  1. Paulo 18th December 2013 at 10:34 pm #

    Nice! I’m pretty irritated about the whole thing. My feeling is that we’re not being told the whole story and I personally don’t mind grinding out a few results while the team is in transition… Anyone saying AVB set up was boring should recall some of those matches above. I’d also throw into the mix the 1-1 at home to Man U where we battered them for the second half before a last minute equaliser and the 0-4 away to Villa where we basically smashed them for 90minutes. Those were the days….! Who would you go for next ?

    • Spurs Fanatic - Mark 19th December 2013 at 10:45 am #

      Some interesting games you mention Paulo. I was also considering the 1-1 at home to Man Utd and also the 3-0 at home to Inter but felt they weren’t quite as tactical.

      I think the next manager really needs to be a really considered choice. I didn’t really see what was wise about letting AVB go midseason when there are few alternative candidates – unless Levy has already struck up something. At least give AVB the whole year to see if he could get the players to gel and then make a decision – smaller pay off too which would appeal to Levy’s wallet.

      Midseason i think you need someone with great experience who can command instant respect and lead the players short term – Hiddink would have been good, but now he’s out of the running, Capello also fits that mould – although it would mean a return to very defensive football which won’t suit the masses.

      Frank De Boer is a promising coach i like (plus he is schooled in 4-3-3 which is the type of players we have so his systems would work – another manager may be good, but our players may not fit or be able to run his system). But he may also tick the ‘taking a bit of a gamble’ box that we went with when hiring AVB and the next appointement really needs to be a solid one.

      That’s why i would have given it until the summer to get a clearer picture of who would be available, as right now there is not one standout candidate.

      • Boon 19th December 2013 at 2:12 pm #

        Yes I agree there are few available standout candidates. I’m hoping the players group up together, go to the board and request the reinstate AVB because they like him and were united behind him. Things weren’t good, but if they are committed and if AVB can be a little more flexible and pragmatic – they can turn things around. But alas, that’s wishful thinking.

        • Spurs Fanatic - Mark 19th December 2013 at 3:43 pm #
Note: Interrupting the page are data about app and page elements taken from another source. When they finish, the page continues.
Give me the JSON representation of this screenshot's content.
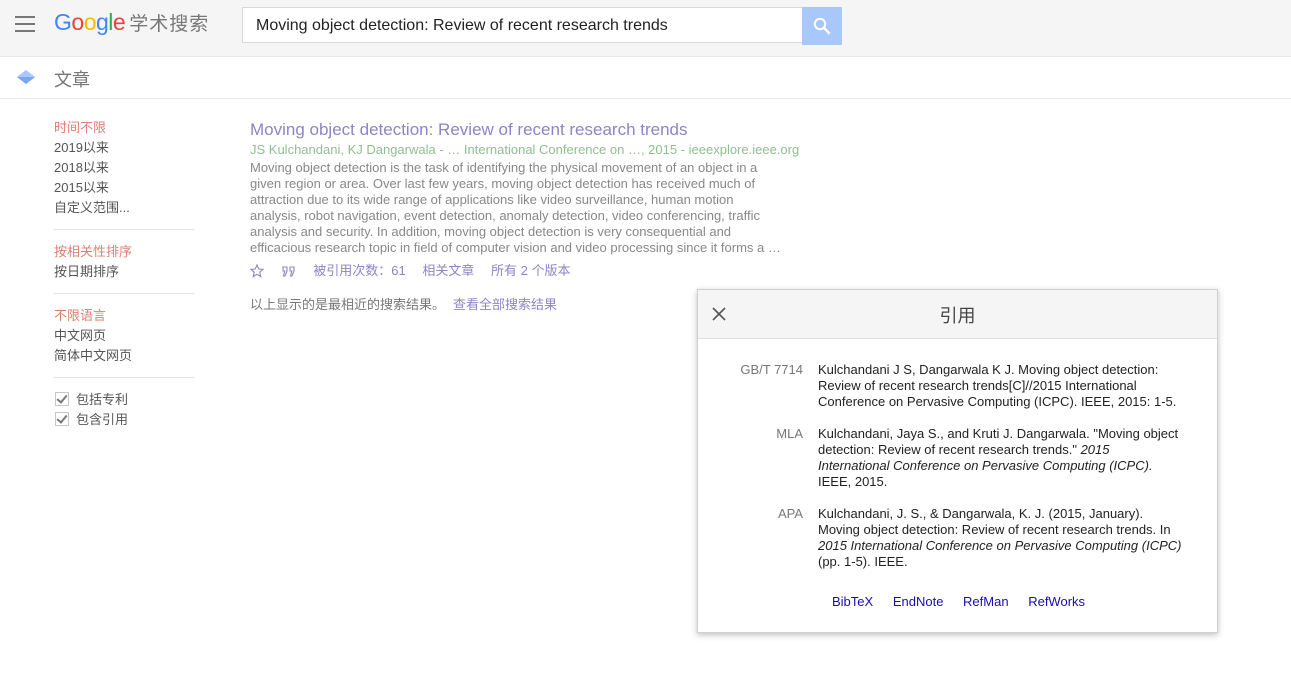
{
  "header": {
    "logo_letters": [
      "G",
      "o",
      "o",
      "g",
      "l",
      "e"
    ],
    "logo_suffix": "学术搜索",
    "search_query": "Moving object detection: Review of recent research trends"
  },
  "subheader": {
    "title": "文章"
  },
  "sidebar": {
    "time": [
      "时间不限",
      "2019以来",
      "2018以来",
      "2015以来",
      "自定义范围..."
    ],
    "sort": [
      "按相关性排序",
      "按日期排序"
    ],
    "language": [
      "不限语言",
      "中文网页",
      "简体中文网页"
    ],
    "checks": [
      "包括专利",
      "包含引用"
    ]
  },
  "result": {
    "title": "Moving object detection: Review of recent research trends",
    "authors": "JS Kulchandani, KJ Dangarwala - … International Conference on …, 2015 - ieeexplore.ieee.org",
    "snippet": "Moving object detection is the task of identifying the physical movement of an object in a given region or area. Over last few years, moving object detection has received much of attraction due to its wide range of applications like video surveillance, human motion analysis, robot navigation, event detection, anomaly detection, video conferencing, traffic analysis and security. In addition, moving object detection is very consequential and efficacious research topic in field of computer vision and video processing since it forms a …",
    "cited_by": "被引用次数：61",
    "related": "相关文章",
    "versions": "所有 2 个版本"
  },
  "note": {
    "text": "以上显示的是最相近的搜索结果。",
    "link": "查看全部搜索结果"
  },
  "cite_dialog": {
    "title": "引用",
    "entries": [
      {
        "label": "GB/T 7714",
        "text": "Kulchandani J S, Dangarwala K J. Moving object detection: Review of recent research trends[C]//2015 International Conference on Pervasive Computing (ICPC). IEEE, 2015: 1-5."
      },
      {
        "label": "MLA",
        "pre": "Kulchandani, Jaya S., and Kruti J. Dangarwala. \"Moving object detection: Review of recent research trends.\" ",
        "italic": "2015 International Conference on Pervasive Computing (ICPC).",
        "post": " IEEE, 2015."
      },
      {
        "label": "APA",
        "pre": "Kulchandani, J. S., & Dangarwala, K. J. (2015, January). Moving object detection: Review of recent research trends. In ",
        "italic": "2015 International Conference on Pervasive Computing (ICPC)",
        "post": " (pp. 1-5). IEEE."
      }
    ],
    "links": [
      "BibTeX",
      "EndNote",
      "RefMan",
      "RefWorks"
    ]
  },
  "colors": {
    "accent": "#8e84c6",
    "search_button": "#a8c7fa",
    "green_link": "#8fbf8f",
    "active_filter": "#d14836"
  }
}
          Very wishful thinking methinks :) i’m hearing differing stories of whether he was forced out or decided to quit. Either way, i think Levy is meddling too much and should let his manager do his job and manage.

          • Boon 19th December 2013 at 5:04 pm #

            AVB said he is not a quitter right after the Liverpool lost and will never resign. But if reports are true that he believes the board does not have faith in him and does not back him, then I can see why he would have quit because there’s no point continuing if is handed players he didn’t exactly wanted or asked to reintegrate Adebayor is clearly not in AVB’s good books, or not given time to make things work.

  2. Chris 19th December 2013 at 9:47 am #

    Ahh good stuff – though some of those results were jammy! That Arsenal 2-1 could have ended up at any score!

    I’m kind of in disbelief that we’d get rid of a manager just before Christmas – I was ok with the time it was taking the team to gel, and we were even grinding out some good results. Watching Defoe for 90 minutes last night really made me feel for AVB (and confirmed my doubts about the brain of an average Spurs fan).

    • Spurs Fanatic - Mark 19th December 2013 at 10:50 am #

      Thanks Chris, yes it was more about the in-game tactics than the scores, but yes it could have ended up at anything.

      Also in disbelief this would come at such an important time in the season and with so few viable candidates – as i replied to Paulo above.